Records from a data collection
....
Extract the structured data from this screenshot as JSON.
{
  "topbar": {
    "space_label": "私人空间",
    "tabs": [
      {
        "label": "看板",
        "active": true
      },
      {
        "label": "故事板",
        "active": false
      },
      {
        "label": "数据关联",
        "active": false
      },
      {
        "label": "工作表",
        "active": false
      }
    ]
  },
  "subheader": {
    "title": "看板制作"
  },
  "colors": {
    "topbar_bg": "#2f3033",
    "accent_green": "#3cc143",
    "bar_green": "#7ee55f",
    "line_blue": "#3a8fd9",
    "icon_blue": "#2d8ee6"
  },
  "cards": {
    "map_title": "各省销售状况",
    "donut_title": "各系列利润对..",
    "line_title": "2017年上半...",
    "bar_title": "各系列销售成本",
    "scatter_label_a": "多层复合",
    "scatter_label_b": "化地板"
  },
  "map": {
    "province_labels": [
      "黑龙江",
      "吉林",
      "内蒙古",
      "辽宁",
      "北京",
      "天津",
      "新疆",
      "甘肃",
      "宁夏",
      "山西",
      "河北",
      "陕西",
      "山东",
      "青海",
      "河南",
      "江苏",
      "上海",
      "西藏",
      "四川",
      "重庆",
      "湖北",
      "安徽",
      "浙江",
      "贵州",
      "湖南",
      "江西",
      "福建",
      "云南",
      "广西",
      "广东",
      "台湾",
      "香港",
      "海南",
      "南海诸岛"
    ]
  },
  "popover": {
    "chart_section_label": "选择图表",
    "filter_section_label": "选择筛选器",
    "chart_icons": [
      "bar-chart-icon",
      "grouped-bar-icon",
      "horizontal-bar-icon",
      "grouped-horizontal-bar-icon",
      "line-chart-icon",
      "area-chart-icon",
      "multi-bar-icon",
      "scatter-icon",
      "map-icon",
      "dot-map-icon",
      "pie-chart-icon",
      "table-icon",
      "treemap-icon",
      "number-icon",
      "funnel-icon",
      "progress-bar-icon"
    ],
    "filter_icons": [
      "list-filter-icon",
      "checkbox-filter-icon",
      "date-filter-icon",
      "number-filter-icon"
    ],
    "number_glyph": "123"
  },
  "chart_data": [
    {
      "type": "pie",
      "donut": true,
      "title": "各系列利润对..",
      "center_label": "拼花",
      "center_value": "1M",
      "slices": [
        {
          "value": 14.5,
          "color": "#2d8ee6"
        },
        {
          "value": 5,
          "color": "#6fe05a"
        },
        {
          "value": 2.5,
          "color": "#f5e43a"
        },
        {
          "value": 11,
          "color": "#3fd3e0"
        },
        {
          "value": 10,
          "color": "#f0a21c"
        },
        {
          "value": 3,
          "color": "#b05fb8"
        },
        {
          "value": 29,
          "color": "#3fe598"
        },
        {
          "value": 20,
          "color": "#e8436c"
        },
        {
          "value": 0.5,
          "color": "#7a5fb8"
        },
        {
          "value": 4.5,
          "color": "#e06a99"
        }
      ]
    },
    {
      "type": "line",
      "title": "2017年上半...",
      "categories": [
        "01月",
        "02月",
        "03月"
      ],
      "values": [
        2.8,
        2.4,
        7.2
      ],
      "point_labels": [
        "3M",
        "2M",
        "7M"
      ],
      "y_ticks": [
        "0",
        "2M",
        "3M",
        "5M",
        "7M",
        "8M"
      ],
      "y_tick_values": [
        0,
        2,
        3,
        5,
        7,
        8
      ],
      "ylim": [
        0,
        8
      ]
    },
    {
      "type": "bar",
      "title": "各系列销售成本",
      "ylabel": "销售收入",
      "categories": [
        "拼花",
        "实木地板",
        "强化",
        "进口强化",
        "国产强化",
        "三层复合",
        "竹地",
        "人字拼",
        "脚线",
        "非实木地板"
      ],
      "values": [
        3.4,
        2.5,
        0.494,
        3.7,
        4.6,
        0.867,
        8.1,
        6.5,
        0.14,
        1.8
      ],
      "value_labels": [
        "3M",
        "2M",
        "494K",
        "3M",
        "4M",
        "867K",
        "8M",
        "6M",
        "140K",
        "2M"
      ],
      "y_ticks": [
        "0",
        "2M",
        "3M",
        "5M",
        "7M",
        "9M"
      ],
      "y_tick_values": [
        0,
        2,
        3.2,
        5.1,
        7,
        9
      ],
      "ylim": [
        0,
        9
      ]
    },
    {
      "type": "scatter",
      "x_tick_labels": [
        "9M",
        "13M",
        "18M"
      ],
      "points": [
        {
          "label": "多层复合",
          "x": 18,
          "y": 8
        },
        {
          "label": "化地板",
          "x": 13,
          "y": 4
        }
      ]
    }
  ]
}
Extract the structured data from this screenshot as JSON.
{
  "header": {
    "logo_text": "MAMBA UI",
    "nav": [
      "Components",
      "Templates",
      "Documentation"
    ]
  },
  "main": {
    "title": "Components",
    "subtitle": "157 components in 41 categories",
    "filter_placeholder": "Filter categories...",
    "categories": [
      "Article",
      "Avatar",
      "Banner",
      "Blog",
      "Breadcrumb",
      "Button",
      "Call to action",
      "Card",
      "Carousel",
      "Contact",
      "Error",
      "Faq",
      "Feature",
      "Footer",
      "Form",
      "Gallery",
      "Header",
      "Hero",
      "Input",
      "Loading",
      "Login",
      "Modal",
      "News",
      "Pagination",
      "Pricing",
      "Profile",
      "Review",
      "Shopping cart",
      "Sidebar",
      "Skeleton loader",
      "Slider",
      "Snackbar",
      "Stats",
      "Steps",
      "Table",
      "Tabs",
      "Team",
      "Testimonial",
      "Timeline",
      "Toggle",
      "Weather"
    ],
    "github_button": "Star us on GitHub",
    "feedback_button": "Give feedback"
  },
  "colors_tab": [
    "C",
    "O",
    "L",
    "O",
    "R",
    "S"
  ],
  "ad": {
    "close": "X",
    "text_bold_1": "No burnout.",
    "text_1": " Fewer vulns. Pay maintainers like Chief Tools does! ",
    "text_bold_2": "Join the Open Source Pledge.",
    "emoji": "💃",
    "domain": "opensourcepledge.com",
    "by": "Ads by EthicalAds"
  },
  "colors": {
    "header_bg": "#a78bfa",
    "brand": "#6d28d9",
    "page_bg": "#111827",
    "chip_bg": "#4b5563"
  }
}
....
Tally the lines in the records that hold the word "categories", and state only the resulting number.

EXERCISE ANSWER: 5